Keep teeth clean and healthy.
A Podiatric Surgeon specializes in surgery on the feet, ankles, and sometimes the lower leg. To become a good Podiatric Surgeon, you should love medicine, people, surgery, and, yes, feet. Your specialized training and skill set gives your patients a much better chance of making a full recovery and being able to walk and use their feet as they’re supposed to.
The kind of damage and disorders you face as a Podiatric Surgeon can include diabetes, poor circulation, malformations, really bad bunions, and, of course, outright trauma to the feet and ankles, like broken bones. You can specialize in one of these areas or you can choose something slightly broader — such as sports medicine or pediatric podiatry. You repair, restore, and revitalize the surrounding tissue and bones, resulting in feet and ankles that are just like new.
As with any specialty, you need to log in some time in patient exam rooms, running tests to come up with accurate diagnoses. You’re also responsible for following up with your patients, making sure their rehabilitation (if any is required) and healing are going as planned. In addition, you can help patients with ongoing conditions that don’t require surgery (yet) or necessitate the help of another medical department.

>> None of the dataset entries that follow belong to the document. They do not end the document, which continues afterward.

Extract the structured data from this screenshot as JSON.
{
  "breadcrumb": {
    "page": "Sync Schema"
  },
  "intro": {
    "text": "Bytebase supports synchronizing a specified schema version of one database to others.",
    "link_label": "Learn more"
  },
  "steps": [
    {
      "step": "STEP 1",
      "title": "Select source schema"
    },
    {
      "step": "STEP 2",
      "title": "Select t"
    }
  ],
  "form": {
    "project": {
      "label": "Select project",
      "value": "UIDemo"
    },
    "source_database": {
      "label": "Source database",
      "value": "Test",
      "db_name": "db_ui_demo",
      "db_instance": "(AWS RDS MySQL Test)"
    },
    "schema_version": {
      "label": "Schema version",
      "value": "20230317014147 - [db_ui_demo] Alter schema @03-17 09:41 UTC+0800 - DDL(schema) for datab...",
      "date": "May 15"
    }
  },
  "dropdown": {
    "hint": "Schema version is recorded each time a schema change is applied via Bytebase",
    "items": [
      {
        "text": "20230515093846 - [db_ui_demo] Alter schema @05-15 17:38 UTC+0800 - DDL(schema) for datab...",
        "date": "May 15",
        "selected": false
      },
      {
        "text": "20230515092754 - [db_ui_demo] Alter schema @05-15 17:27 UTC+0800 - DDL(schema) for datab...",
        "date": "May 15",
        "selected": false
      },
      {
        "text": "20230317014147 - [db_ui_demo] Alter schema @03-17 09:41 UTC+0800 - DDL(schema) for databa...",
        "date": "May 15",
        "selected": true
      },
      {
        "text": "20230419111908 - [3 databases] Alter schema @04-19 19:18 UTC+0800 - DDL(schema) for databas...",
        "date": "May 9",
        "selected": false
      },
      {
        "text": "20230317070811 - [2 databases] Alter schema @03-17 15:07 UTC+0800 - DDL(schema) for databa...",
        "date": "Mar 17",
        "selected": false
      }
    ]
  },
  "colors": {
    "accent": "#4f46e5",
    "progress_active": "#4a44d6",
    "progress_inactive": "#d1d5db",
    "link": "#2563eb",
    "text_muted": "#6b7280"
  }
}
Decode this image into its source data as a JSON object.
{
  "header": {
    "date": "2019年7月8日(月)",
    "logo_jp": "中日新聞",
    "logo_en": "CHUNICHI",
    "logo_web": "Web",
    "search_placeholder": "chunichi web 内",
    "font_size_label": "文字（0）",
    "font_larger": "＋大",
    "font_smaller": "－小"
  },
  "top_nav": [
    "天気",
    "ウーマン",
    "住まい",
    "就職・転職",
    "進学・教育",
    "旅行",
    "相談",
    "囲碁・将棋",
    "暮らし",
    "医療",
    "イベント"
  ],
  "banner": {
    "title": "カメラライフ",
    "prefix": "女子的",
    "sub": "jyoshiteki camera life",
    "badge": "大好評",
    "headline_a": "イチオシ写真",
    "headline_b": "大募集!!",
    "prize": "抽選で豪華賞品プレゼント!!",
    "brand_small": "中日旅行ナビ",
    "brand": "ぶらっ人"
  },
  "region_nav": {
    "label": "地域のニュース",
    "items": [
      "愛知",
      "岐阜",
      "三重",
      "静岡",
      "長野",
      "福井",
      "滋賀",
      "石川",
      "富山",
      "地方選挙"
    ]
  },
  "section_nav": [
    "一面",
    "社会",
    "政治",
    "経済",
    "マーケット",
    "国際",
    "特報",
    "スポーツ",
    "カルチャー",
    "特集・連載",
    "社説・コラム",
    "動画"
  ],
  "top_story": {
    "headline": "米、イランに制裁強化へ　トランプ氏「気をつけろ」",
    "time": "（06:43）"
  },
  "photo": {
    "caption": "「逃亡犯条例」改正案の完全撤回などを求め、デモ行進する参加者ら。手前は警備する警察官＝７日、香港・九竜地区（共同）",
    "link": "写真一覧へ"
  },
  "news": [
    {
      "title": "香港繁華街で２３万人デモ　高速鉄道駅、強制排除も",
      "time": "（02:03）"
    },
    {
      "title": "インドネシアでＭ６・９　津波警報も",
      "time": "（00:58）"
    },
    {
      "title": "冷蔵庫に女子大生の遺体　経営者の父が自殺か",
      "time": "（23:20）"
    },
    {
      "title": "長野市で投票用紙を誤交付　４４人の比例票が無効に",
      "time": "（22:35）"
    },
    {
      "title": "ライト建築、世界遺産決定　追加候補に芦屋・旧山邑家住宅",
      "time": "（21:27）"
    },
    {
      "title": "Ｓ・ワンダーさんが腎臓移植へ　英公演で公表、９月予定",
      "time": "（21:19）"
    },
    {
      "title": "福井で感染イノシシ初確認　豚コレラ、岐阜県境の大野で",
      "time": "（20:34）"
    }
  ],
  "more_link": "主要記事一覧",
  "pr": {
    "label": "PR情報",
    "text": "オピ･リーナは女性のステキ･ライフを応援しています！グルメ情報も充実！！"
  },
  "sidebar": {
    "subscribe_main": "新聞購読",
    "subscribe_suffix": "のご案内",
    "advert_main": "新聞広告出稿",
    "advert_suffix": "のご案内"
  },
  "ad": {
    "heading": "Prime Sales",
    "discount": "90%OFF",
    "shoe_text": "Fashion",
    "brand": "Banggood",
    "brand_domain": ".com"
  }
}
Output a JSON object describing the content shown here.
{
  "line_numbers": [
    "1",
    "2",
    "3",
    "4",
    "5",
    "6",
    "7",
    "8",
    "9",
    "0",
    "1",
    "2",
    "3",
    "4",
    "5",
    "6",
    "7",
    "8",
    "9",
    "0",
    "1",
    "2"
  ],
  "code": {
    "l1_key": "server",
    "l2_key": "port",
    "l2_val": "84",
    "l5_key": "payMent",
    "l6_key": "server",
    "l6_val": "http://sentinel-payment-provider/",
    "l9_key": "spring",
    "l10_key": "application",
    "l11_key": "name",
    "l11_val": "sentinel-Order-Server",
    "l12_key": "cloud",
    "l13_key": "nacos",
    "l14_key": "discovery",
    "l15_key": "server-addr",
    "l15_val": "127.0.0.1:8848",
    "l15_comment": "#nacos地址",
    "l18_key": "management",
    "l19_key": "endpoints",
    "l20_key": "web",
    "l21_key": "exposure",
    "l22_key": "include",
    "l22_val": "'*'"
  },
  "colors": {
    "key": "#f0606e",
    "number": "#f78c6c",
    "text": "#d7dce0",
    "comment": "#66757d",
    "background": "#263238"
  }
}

Walking is something that’s supposed to come naturally, so it’s extremely heartbreaking when you see someone unable to do it. And that’s what makes your job so important. It’s the chance to give the seemingly simple gift of walking back to a patient that keeps you getting up for work each morning.